Saturday, July 8, 2017

Paint Yourself Into a Book With Special Guest Leeann Betts

Today we sit down with author and storyteller Leeann Betts as she brings us inside her house and writing projects. Welcome, Leeann! Take it away.

Living in an old house provides lots of opportunity for devising plots, particularly when the task at hand is painting a room. As I slathered yet another coat of paint over the neon blue bedroom walls, I got to thinking about how painting and writing require similar processes.

Here is mine:
  1. When painting a room, the first step is to visualize what color you want on the walls: choose the genre, then the characters and setting. If your book is a romance, you want to choose your hero and heroine and an antagonist who will try to keep them apart. For a mystery, you will choose the problem, who did it, and then create a sleuth to find the solution. Setting includes the time period as well as geographical location. Understand your characters’ goal, motivation, and conflict, and make the goal worthy of the journey.
  2. The next step in painting a room is repairing the defects: come up with a plot line. Most often, you’ll find that the first thing you think of for a plot will be the easy point. To create a compelling story, you must think beyond that first idea, and ask more “And then what?” questions.  Fill in the holes in the plot. Don’t let your hero off the hook too easily.
  3. Unless you want your entire room the same color, you’ll likely tape off areas: In writing, your outline, synopsis, and elevator pitch will keep you on track. For seat-of-the-pants writers, you don’t have to write a ten-page outline. Even an elevator pitch, fifty words or less, can keep you on track. And for those who love to outline, the joy still emerges when a character says or does something you weren’t expecting.
  4. Finally, after all the preparation, now paint: Writing requires tools. Included in your toolkit will be something to write on; a notepad and pen; a space where you can write; some software, and patience. Set daily or weekly goals for your writing. Occasionally read over what you wrote the previous day and make a few changes. Keep your outline in front of you to keep you on track. Review your characters’ GMC to make sure your character is changing and moving toward their goals.

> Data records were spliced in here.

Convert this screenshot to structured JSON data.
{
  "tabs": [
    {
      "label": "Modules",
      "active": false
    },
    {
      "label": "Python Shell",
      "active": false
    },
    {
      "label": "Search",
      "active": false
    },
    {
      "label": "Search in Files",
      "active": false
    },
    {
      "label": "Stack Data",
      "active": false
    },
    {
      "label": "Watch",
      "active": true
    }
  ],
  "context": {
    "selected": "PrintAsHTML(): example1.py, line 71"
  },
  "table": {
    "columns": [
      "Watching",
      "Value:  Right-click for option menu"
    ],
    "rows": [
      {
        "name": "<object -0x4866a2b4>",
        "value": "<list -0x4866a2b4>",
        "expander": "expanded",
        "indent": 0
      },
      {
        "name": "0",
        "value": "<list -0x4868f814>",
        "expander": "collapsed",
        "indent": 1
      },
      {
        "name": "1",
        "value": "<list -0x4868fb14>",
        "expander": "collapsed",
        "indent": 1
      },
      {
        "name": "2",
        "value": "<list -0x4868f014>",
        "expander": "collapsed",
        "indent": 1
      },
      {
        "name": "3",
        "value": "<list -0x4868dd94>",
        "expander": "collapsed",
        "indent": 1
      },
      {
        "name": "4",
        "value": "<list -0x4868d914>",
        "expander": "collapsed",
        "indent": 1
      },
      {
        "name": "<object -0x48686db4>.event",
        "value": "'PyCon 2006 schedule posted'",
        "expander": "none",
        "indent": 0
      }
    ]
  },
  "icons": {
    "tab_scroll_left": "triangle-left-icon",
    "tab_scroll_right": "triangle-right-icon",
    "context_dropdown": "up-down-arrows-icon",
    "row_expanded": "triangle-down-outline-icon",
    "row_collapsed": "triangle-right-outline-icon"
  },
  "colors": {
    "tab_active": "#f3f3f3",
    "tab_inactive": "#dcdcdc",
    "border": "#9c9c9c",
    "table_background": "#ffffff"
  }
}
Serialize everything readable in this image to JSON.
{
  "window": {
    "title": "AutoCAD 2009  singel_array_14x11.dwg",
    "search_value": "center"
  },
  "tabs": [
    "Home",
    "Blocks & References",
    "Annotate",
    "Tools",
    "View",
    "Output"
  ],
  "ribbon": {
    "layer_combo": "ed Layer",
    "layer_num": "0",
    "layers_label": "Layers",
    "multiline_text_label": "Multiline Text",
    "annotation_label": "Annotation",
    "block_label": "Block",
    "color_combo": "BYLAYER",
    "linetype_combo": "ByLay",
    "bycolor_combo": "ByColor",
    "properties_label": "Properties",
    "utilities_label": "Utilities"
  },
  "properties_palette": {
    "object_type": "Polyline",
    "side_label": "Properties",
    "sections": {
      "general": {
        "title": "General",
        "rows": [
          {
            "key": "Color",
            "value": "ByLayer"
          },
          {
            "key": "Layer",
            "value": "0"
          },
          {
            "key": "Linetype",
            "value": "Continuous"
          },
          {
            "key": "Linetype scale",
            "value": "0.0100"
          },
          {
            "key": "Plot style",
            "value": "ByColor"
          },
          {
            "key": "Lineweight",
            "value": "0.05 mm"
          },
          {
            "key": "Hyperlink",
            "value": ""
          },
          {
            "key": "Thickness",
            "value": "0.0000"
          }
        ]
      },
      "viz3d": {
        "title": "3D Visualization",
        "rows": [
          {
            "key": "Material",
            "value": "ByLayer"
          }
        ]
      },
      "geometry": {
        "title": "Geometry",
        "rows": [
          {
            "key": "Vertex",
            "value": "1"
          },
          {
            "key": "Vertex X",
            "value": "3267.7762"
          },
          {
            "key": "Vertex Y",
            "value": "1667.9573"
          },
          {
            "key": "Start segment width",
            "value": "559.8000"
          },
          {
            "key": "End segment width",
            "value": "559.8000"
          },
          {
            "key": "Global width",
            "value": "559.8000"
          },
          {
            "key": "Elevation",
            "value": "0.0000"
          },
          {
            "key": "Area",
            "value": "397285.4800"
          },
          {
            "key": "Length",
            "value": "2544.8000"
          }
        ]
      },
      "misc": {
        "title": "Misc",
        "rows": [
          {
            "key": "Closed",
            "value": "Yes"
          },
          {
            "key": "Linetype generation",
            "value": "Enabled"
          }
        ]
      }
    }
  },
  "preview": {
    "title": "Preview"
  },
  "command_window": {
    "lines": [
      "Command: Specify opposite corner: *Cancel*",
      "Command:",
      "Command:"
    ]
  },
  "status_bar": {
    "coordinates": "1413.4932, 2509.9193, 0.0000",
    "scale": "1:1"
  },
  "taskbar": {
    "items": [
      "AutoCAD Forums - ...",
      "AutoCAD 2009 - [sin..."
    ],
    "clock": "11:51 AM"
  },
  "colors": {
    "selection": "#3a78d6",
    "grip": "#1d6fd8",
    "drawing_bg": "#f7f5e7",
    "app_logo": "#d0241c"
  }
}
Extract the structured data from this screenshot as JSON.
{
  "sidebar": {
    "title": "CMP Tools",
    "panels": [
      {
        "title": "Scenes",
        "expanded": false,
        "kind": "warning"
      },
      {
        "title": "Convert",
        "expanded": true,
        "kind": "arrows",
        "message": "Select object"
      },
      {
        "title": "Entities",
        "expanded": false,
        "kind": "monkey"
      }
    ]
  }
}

Sometimes I fool myself into thinking I can paint a room in a couple of hours, forgetting all the preparation and clean-up to make the job truly complete. Just as painting a room doesn’t begin and end with a single brush stroke, writing a book takes a lot of preparation, process, and finish. But it can be done. I am living proof of that. I’ve painted many rooms and written a number of books. You can too!

Readers, leave Leeann a comment to get your name in the drawing for this week's giveaway of a book by Crystal Barnes!


Leeann Betts writes contemporary suspense, while her real-life persona, Donna Schlachter, pens historical suspense. She has released five titles in her cozy mystery series, By the Numbers, with Hidden Assets released the end of June. In addition, Leeann has written a devotional for accountants, bookkeepers, and financial folk, Counting the Days, and with her real-life persona, Donna Schlachter, has published a book on writing, Nuggets of Writing Gold, a compilation of essays, articles, and exercises on the craft. She publishes a free quarterly newsletter that includes a book review and articles on writing and books of interest to readers and writers. You can subscribe at or follow Leeann at All books are available on in digital and print, and at in digital format.


  1. I enjoyed reading LeeAnn's tips and learning that she and Donna are the same person :-)

    1. Hi Connie: Thanks for stopping by. I bet you probably have an alter ego living inside you, too!

  2. Please come to my house with your paint brushes! Love the analogy.

    1. Hi Patricia: Thanks for the kind words. Do you have a story you want to paint yourself into?

  3. Replies
    1. Hi Melanie: Thanks for stopping by. Me, too -- about the old houses, that is!

  4. What a great comparison. Lots of preparation, time to complete and then the polishing to have a beautiful finish. I haven't painted a roomk for a while but always planning what my change would look like. Thank you for sharing, Leeann.

  5. Hi Marilyn; thanks for stopping by. I find that if I'm bored with a room, a fresh coat of paint changes my perspective. And if I'm bored with a book I'm writing? Well, the reader will be, too. So I need to liven it up some :)